  • Expanded authority for ordering wiretapping in a wider range of criminal investigations
  • Relaxed restrictions for obtaining access to voice-mail and stored voice communications
  • Expanded scope of data that can be subpoenaed, such as Internet access logs and other digital records of Internet usage
  • Expanded authority for obtaining access to cable Internet records previously kept private by cable TV laws
  • Provided grounds for Internet service providers to make voluntary emergency disclosures to law enforcement about customer records in emergencies involving immediate risk of death or serious physical injury to any person
  • Removes geographical restrictions on tracing Internet and other electronic communication
  • Expands authority to monitor actions of computer trespassers
  • Permits federal courts to issue nationwide search warrants for e-mail
  • Raises certain penalties for computer hackers to prevent and deter “cyberterrorism”
  • Creates a new offense for damaging computers used for national security and criminal justice

Because of concerns about civil liberties, several of the new powers are temporary. Subject to so-called sunset provisions, they expire on December 31, 2005 unless renewed by Congress.
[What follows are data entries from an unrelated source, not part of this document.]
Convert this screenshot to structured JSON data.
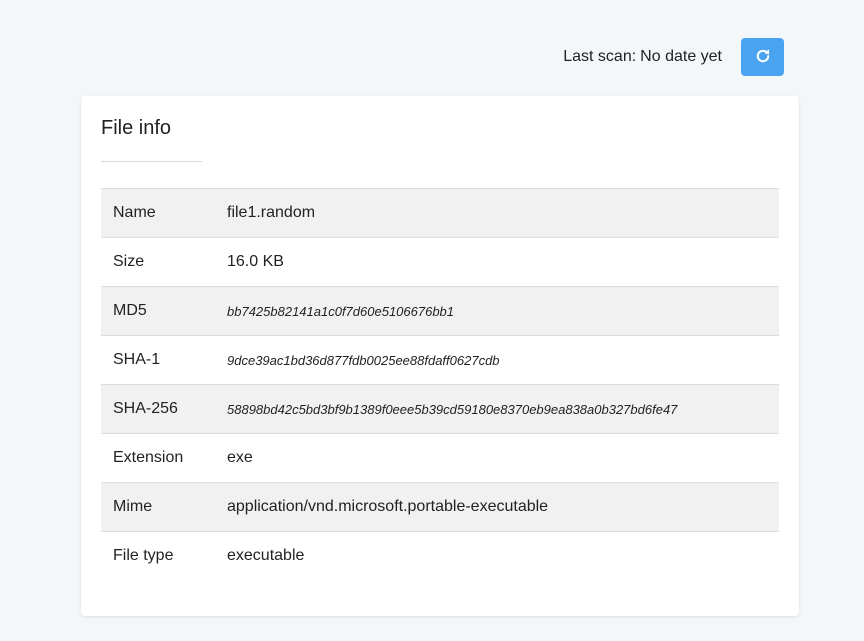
{
  "header": {
    "last_scan_label": "Last scan:",
    "last_scan_value": "No date yet",
    "refresh_icon": "refresh-icon",
    "refresh_color": "#4aa3f0"
  },
  "card": {
    "title": "File info"
  },
  "rows": [
    {
      "label": "Name",
      "value": "file1.random",
      "hash": false
    },
    {
      "label": "Size",
      "value": "16.0 KB",
      "hash": false
    },
    {
      "label": "MD5",
      "value": "bb7425b82141a1c0f7d60e5106676bb1",
      "hash": true
    },
    {
      "label": "SHA-1",
      "value": "9dce39ac1bd36d877fdb0025ee88fdaff0627cdb",
      "hash": true
    },
    {
      "label": "SHA-256",
      "value": "58898bd42c5bd3bf9b1389f0eee5b39cd59180e8370eb9ea838a0b327bd6fe47",
      "hash": true
    },
    {
      "label": "Extension",
      "value": "exe",
      "hash": false
    },
    {
      "label": "Mime",
      "value": "application/vnd.microsoft.portable-executable",
      "hash": false
    },
    {
      "label": "File type",
      "value": "executable",
      "hash": false
    }
  ]
}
Lawmakers built in these limitations in recognition of the potential for abuse of such powers, which they wished to limit to usage in combating the extraordinary dangers presented by the war on terrorism.

Inside Terrorism